Professsor Kaare Klint at the Royal Danish Academy of Fine Arts, 1944.
A central figure in Danish design, Kaare Klint (1888-1954) made a name for himself as a furniture designer in the early 1900s. He was responsible for design icons like the 1914 Faaborg Chair, the overall design of the Danish Pavilion at the 1929 Barcelona International Exposition, and the worldrenowned Safari Chair, designed in 1933.
The Safari Chair (1933) was possibly one of the first self-assembled furniture items: it features glueless joints and can be put together and taken apart without the use of tools.
The son of architect Peder Vilhelm Jensen-Klint, Kaare Klint was immersed in architecture from an early age, but it was primarily as a furniture designer that he made his mark on Danish architecture. In 1924, Kaare Klint helped establish the Department of Furniture Design at The Royal Danish Academy of Fine Arts, and the following year was made associate professor and later professor. As a teacher, he inspired a number of prominent Danish furniture designers who would shape the golden age of Danish design from 1945 to 1975. Through his teaching and his own work, he influenced a generation of the greatest Danish furniture designers and architects - from Hans J. Wegner and Mogens Koch to Arne Jacobsen, Børge Mogensen and Poul Kjærholm.
Today, Kaare Klint appears in many ways to have been a reformer whose approach to architecture and design broke radically with the period - and style-focused academic teaching of the day, emphasizing instead the practical study of architecture and furniture design principles. In Klint's process, in-depth analysis of an object's function and uses preceded work on its form. He renewed Danish furniture design by refining tradition and developing objects to perfection in relation to their primary purpose.
The Red Chair Series: Kaare Klint designed the Red Chair for the lecture hall of the Danish Museum of Decorative Art (now Designmuseum Danmark) in 1927. The chair design was successively expanded into a series, completed with smaller variants designed to fit the dining table and a larger variant with armrests, designed especially for the Danish Prime Minister, Thorvals Stauning's, office.
From the outset, Klint focused on furniture's purpose and function, as well as on ensuring that his pieces never dominated a given space.
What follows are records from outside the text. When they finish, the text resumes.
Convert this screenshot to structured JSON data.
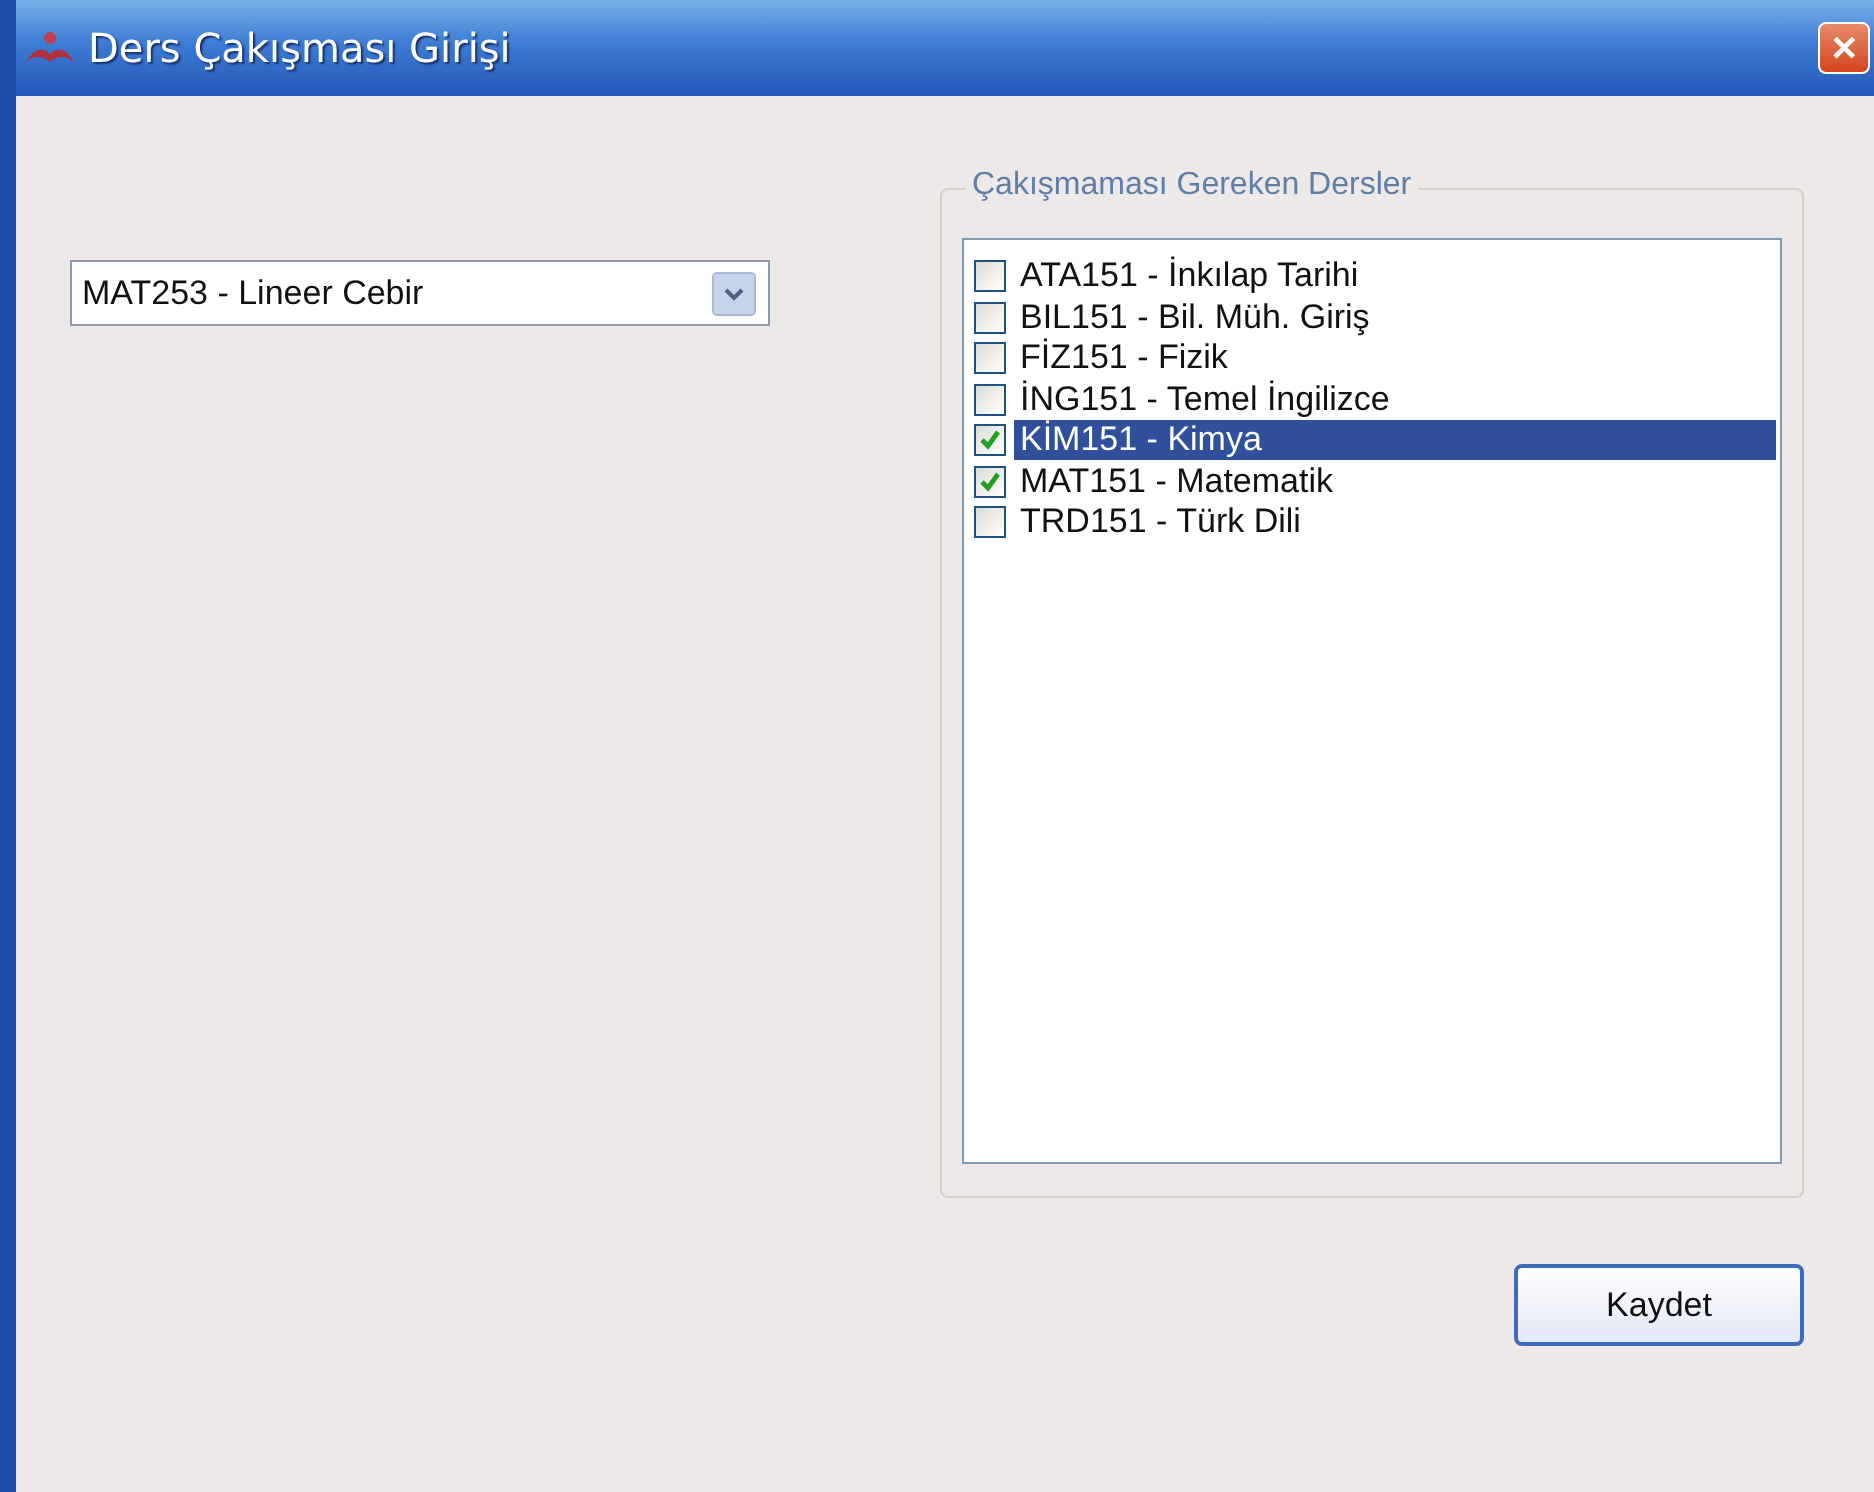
{
  "window": {
    "title": "Ders Çakışması Girişi",
    "close_label": "✕"
  },
  "course_select": {
    "value": "MAT253 - Lineer Cebir"
  },
  "group": {
    "legend": "Çakışmaması Gereken Dersler",
    "items": [
      {
        "label": "ATA151 - İnkılap Tarihi",
        "checked": false,
        "selected": false
      },
      {
        "label": "BIL151 - Bil. Müh. Giriş",
        "checked": false,
        "selected": false
      },
      {
        "label": "FİZ151 - Fizik",
        "checked": false,
        "selected": false
      },
      {
        "label": "İNG151 - Temel İngilizce",
        "checked": false,
        "selected": false
      },
      {
        "label": "KİM151 - Kimya",
        "checked": true,
        "selected": true
      },
      {
        "label": "MAT151 - Matematik",
        "checked": true,
        "selected": false
      },
      {
        "label": "TRD151 - Türk Dili",
        "checked": false,
        "selected": false
      }
    ]
  },
  "buttons": [
    {
      "label": "Kaydet"
    }
  ]
}
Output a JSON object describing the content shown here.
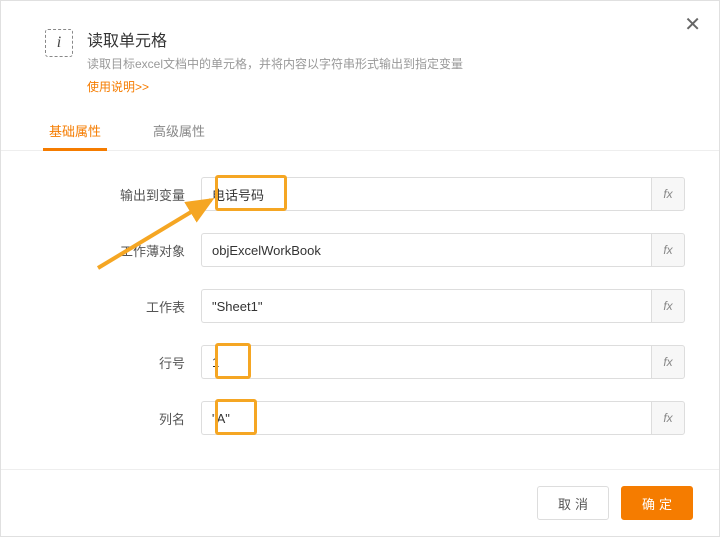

Characteristic of his approach is the harmonious balance between form and materials, often combined with reminiscences of earlier styles or foreign cultures. His were objects of timeless utility whose form and function united to create a greater whole.
Klint possessed an outstanding sense of proportion and space. His furniture is often referred to as human furniture, as he believed that it should conform to the user and based his classic designs on careful study of the human body. By virtue of their simple, functional qualities, timeless design, and uncompromising craftsmanship, many of his furniture designs have become more sought-after today than ever before.
Kaare Klint's sectional sofa, The Addition Sofa (1933), is a flexible, modular concept combining a simple construction with perhaps the most advanced form for upholstery technique.